In this video, Sharon provides an overview of Azure Active Directory Domain Services for managing your cloud environments, and discusses Azure Active Directory Join.
- [Narrator] Let's wrap up this course by exploring the different ways to join virtual machines to domains or cloud services. Azure provides two services to do this with, Azure Active Directory Domain Services and Domain Join. Let's start off with Azure Active Directory Domain Services. Remember back in the olden days we'd have to provision a domain control in order to manage our domain? Now we can do that in Azure using domain services. Domain services provides managed services for: domain join, group policy, LDAP, and Kerberos and NTLAM authentication, and is fully compatible with Windows Server Active Directory, allowing you to tie it into hybrid, if you wish.
And it integrates with your existing Azure Active Directory tenant. There are several benefits to using Azure Active Directory Domain Services. First, it's a simple deployment. It only takes a few clicks of the mouse to set this up in Azure. You can easily domain-join computers, and we'll be talking about domain-join in a moment. For each Active Directory that you have, you can have a single Azure Active Directory Domain service. You can create custom domains, therefore, you're not stuck with dot on microsoft dot com.
There's a single Group Policy that can be used to apply specific policy to users and computers. You can create custom OUs in Azure Active Domain Services, but keep in mind only members of the Azure Active Domain Services administrator group can create these custom OUs. It integrates with Azure Active Directory, which means all of your user and group memberships are already automatically available in Azure Active Directory Domain Services. I've already mentioned it will support NTLM and Kerberos authentication.
And you can use the tools like ADAC or AD PowerShell to manage Azure Active Directory Domain Services. Most of the time you'll see Azure Active Directory Domain Services when you have a cloud-only environment because we do not need to put a DC in here. And the way this is configured is we have a virtual network, we have our Azure Active Directory, and then we can go ahead and provision Azure Active Directory Domain Services. When we do so, our users and groups are able to access the services within that virtual network that is being managed by Azure Active Directory Domain Services.
We can also tie it to our on-premise environment using the hybrid architecture. Again, we have this same concept here, with the exception that we're adding in Azure Active Directory Connect to tie into our Windows Server Active Directory. Password sync is required in this implementation. Now I know some of you may be getting really excited and going, "Yes, domain services in Azure!", it's not like it is on Server, so please explore it a little bit further before you go and implement it. And finally, we have Azure Active Directory Join.

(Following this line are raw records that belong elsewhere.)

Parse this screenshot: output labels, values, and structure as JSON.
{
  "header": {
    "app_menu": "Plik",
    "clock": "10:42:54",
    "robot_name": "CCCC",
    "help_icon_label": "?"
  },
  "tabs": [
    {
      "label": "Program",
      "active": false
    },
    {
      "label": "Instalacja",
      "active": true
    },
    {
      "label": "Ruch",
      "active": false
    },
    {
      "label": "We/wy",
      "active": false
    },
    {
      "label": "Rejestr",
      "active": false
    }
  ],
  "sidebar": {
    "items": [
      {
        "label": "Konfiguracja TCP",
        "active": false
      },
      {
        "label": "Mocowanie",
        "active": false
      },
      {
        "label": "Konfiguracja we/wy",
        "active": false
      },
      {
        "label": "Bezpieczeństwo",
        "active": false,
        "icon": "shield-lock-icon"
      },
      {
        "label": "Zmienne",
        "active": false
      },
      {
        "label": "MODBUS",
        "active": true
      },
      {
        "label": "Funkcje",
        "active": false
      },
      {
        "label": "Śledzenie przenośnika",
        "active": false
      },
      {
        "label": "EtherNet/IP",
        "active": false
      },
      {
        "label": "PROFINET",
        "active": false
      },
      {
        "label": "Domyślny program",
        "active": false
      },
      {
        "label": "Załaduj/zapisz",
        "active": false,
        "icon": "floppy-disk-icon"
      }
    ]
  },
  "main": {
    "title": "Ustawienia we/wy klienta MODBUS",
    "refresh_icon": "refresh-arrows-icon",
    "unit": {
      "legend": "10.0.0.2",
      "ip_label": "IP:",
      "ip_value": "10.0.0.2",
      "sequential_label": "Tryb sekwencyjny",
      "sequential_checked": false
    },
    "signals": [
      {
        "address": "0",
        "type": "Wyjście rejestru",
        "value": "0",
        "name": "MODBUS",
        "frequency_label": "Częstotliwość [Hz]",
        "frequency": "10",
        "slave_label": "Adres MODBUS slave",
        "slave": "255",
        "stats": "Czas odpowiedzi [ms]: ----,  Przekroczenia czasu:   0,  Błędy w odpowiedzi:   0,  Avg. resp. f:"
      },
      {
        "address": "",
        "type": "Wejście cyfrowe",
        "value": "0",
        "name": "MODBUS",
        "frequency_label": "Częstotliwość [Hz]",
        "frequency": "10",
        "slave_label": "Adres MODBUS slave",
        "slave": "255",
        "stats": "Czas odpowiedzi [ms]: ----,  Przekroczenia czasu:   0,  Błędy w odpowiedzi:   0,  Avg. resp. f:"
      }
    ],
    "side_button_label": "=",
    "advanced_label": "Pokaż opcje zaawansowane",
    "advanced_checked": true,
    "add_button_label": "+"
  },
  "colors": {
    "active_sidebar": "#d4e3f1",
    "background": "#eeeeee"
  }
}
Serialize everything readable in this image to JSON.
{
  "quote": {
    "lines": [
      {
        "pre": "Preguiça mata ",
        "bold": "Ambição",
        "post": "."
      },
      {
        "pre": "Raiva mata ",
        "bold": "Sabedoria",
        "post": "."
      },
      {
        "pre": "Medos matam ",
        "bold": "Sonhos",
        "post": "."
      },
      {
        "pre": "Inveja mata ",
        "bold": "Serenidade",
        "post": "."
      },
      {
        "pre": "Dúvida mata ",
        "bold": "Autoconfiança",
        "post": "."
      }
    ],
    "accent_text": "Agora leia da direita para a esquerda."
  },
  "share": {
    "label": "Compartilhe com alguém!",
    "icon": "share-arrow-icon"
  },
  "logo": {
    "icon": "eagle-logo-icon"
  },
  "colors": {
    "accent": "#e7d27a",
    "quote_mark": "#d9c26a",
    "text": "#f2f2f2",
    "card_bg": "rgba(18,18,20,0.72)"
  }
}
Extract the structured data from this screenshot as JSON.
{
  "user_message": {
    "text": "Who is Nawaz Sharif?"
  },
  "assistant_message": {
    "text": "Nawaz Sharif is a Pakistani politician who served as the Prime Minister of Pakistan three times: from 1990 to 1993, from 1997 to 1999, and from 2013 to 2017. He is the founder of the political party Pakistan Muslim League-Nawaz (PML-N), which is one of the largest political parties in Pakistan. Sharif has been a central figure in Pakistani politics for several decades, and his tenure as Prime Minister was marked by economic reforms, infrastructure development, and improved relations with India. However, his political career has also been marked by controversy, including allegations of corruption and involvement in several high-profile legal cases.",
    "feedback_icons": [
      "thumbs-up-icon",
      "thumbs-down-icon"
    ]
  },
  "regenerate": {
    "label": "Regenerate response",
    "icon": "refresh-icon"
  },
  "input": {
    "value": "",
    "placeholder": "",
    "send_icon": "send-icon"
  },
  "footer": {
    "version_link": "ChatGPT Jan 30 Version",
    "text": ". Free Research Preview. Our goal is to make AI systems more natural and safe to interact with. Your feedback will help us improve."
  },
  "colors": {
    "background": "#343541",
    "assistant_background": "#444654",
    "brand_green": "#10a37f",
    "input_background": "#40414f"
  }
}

And this again is also designed for cloud-based businesses. There's no domain controller and the user will authenticate to Azure Active Directory. But, that's not to say that you cannot tie it into a hybrid implementation. You can do so. We use Azure Active Directory Join to manage devices. And those devices could be corporate owned or they could be BYOD devices. And it allows us to ensure that those devices meet security and compliance standards. Once users have joined Azure Active Directory, they can then use single sign-on to access other cloud services, such as Office365.
But keep in mind here there is a restriction, the devices must be Windows 10 Professional or Enterprise in order to leverage Azure Active Directory Join. There you have it. Two simple ways in which you can leverage domain services within Azure to simplify joining of your devices to Azure Active Directory.
- Creating compute-intensive applications
- Creating long-running applications
- Implementing messaging systems
- Azure Service Bus relays
- Using Azure Storage queues
- Creating an Azure Event Hub
- Creating Azure WebJobs
- Managing cloud environments with Azure Active Directory Domain Services